··· Excerpted data ···
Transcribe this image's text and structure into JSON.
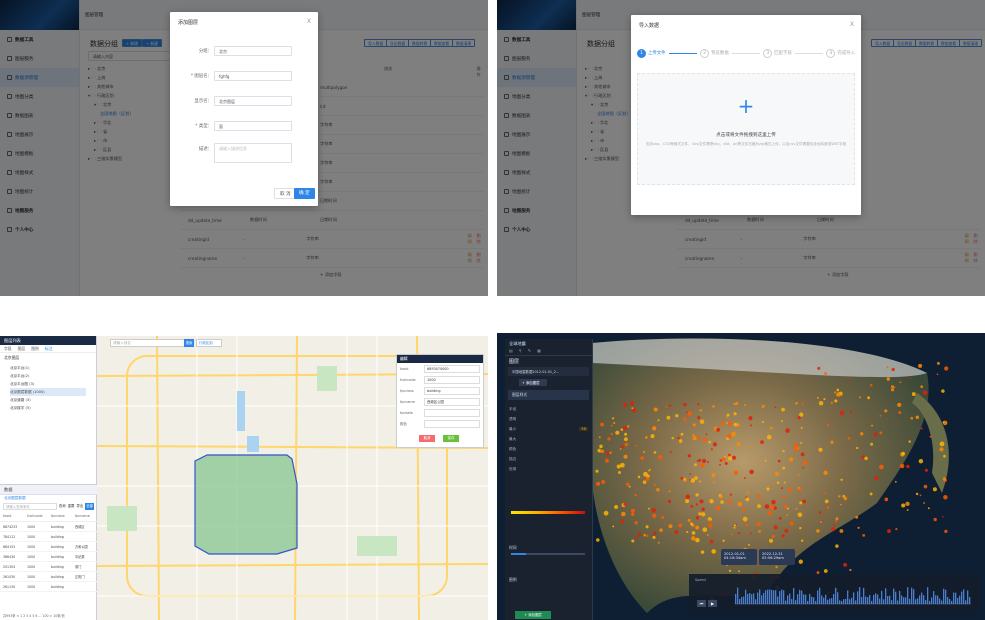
{
  "q1": {
    "header_title": "图层管理",
    "sidebar": {
      "group1": "数据工具",
      "items": [
        "图层服务",
        "数据源管理",
        "地图分类",
        "数据图表",
        "地图展示",
        "地图模板",
        "地图样式",
        "地图统计"
      ],
      "group2": "地图服务",
      "group3": "个人中心"
    },
    "page_title": "数据分组",
    "toolbar": {
      "add": "+ 新增",
      "add2": "+ 新建"
    },
    "right_btns": [
      "导入数据",
      "导出数据",
      "数据转换",
      "数据查看",
      "数据清理"
    ],
    "search_placeholder": "请输入内容",
    "tree": [
      "▸ 🗀 北京",
      "▸ 🗀 上海",
      "▸ 🗀 其他城市",
      "▾ 🗀 行政区划",
      "▾ 🗀 北京",
      "全国地图（区划）",
      "▸ 🗀 华北",
      "▸ 🗀 省",
      "▸ 🗀 市",
      "▸ 🗀 区县",
      "▸ 🗀 三维实景模型"
    ],
    "columns": [
      "",
      "",
      "类型",
      "描述",
      "",
      "操作"
    ],
    "rows": [
      {
        "c3": "multipolygon",
        "c4": "",
        "c5": ""
      },
      {
        "c3": "int",
        "c4": "",
        "c5": ""
      },
      {
        "c3": "字符串",
        "c4": "",
        "c5": ""
      },
      {
        "c3": "字符串",
        "c4": "",
        "c5": ""
      },
      {
        "c3": "字符串",
        "c4": "",
        "c5": ""
      },
      {
        "c3": "字符串",
        "c4": "",
        "c5": ""
      },
      {
        "c3": "日期时间",
        "c4": "",
        "c5": ""
      },
      {
        "c1": "dd_update_time",
        "c2": "数据时间",
        "c3": "日期时间"
      },
      {
        "c1": "creatingid",
        "c2": "-",
        "c3": "字符串"
      },
      {
        "c1": "creatingname",
        "c2": "-",
        "c3": "字符串"
      }
    ],
    "op_edit": "编辑",
    "op_del": "删除",
    "add_field": "+ 添加字段",
    "dialog": {
      "title": "添加图层",
      "close": "X",
      "fields": [
        {
          "label": "分组：",
          "value": "北京",
          "type": "select"
        },
        {
          "label": "* 图层名：",
          "value": "fghfg",
          "type": "input"
        },
        {
          "label": "显示名：",
          "value": "北京图层",
          "type": "input"
        },
        {
          "label": "* 类型：",
          "value": "面",
          "type": "select"
        },
        {
          "label": "描述：",
          "value": "请输入描述信息",
          "type": "textarea"
        }
      ],
      "cancel": "取 消",
      "ok": "确 定"
    }
  },
  "q2": {
    "header_title": "图层管理",
    "page_title": "数据分组",
    "dialog": {
      "title": "导入数据",
      "close": "X",
      "steps": [
        {
          "num": "1",
          "label": "上传文件"
        },
        {
          "num": "2",
          "label": "预览数据"
        },
        {
          "num": "3",
          "label": "匹配字段"
        },
        {
          "num": "4",
          "label": "完成导入"
        }
      ],
      "upload_icon": "+",
      "upload_text": "点击或将文件拖拽到这里上传",
      "upload_hint": "支持shp、CSV等格式文件，Geo文件需把shp、dbf、prj等文件压缩为zip格式上传，以及csv文件需要包含经纬度或WKT字段"
    }
  },
  "q3": {
    "panel_title": "图层列表",
    "tabs": [
      "字段",
      "图层",
      "图例",
      "标注"
    ],
    "tree_root": "北京图层",
    "tree_items": [
      "北京平台(1)",
      "北京平台(2)",
      "北京平台图 (3)",
      "北京图层数据 (1000)",
      "北京道路 (3)",
      "北京楼宇 (5)"
    ],
    "search_placeholder": "请输入地名",
    "search_btn": "搜索",
    "map_dropdown": "行政区划",
    "popup": {
      "title": "编辑",
      "fields": [
        {
          "k": "fooid",
          "v": "6893470000"
        },
        {
          "k": "fcaircode",
          "v": "1000"
        },
        {
          "k": "fpcclass",
          "v": "building"
        },
        {
          "k": "fpcname",
          "v": "西城区公园"
        },
        {
          "k": "fpcdate",
          "v": ""
        },
        {
          "k": "颜色",
          "v": ""
        }
      ],
      "btn_cancel": "取消",
      "btn_ok": "保存"
    },
    "data_title": "数据",
    "data_tab": "北京图层数据",
    "filter_placeholder": "请输入查询条件",
    "data_btns": [
      "查询",
      "重置",
      "导出",
      "全部"
    ],
    "data_columns": [
      "fooid",
      "fcaircode",
      "fpcclass",
      "fpcname"
    ],
    "data_rows": [
      [
        "6874233",
        "1000",
        "building",
        "西城区"
      ],
      [
        "784112",
        "1000",
        "building",
        ""
      ],
      [
        "684153",
        "1000",
        "building",
        "万和公园"
      ],
      [
        "386430",
        "1000",
        "building",
        "中纪委"
      ],
      [
        "201304",
        "1000",
        "building",
        "德门"
      ],
      [
        "261030",
        "1000",
        "building",
        "正阳门"
      ],
      [
        "261130",
        "1000",
        "building",
        ""
      ]
    ],
    "pagination": "共993条  < 1 2 3 4 5 6 ... 100 >  10条/页"
  },
  "q4": {
    "app_title": "全球地震",
    "layer_title": "图层",
    "layer_item": "中国地震数据2012-01-01_2...",
    "add_btn": "+ 添加图层",
    "section_style": "图层样式",
    "labels": [
      "半径",
      "透明",
      "最小",
      "最大",
      "颜色",
      "描边",
      "色带"
    ],
    "values": [
      "",
      "",
      "50",
      "",
      "",
      "",
      ""
    ],
    "slider_vals": [
      "100%",
      "1",
      "2"
    ],
    "section_time": "时间",
    "time_start": "2012-01-01 04:16:34am",
    "time_end": "2022-12-31 05:56:29am",
    "timeline_label": "Speed",
    "timeline_btns": [
      "⏮",
      "▶"
    ],
    "legend_title": "图例",
    "bottom_btn": "+ 添加图层"
  },
  "colors": {
    "primary": "#2f86e8",
    "danger": "#f56c6c",
    "warning": "#e6a23c",
    "success": "#67c23a",
    "quake_low": "#ffb400",
    "quake_high": "#e0200a"
  }
}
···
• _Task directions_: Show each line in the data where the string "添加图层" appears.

• _Result_:
      "title": "添加图层",
    "add_btn": "+ 添加图层",
    "bottom_btn": "+ 添加图层"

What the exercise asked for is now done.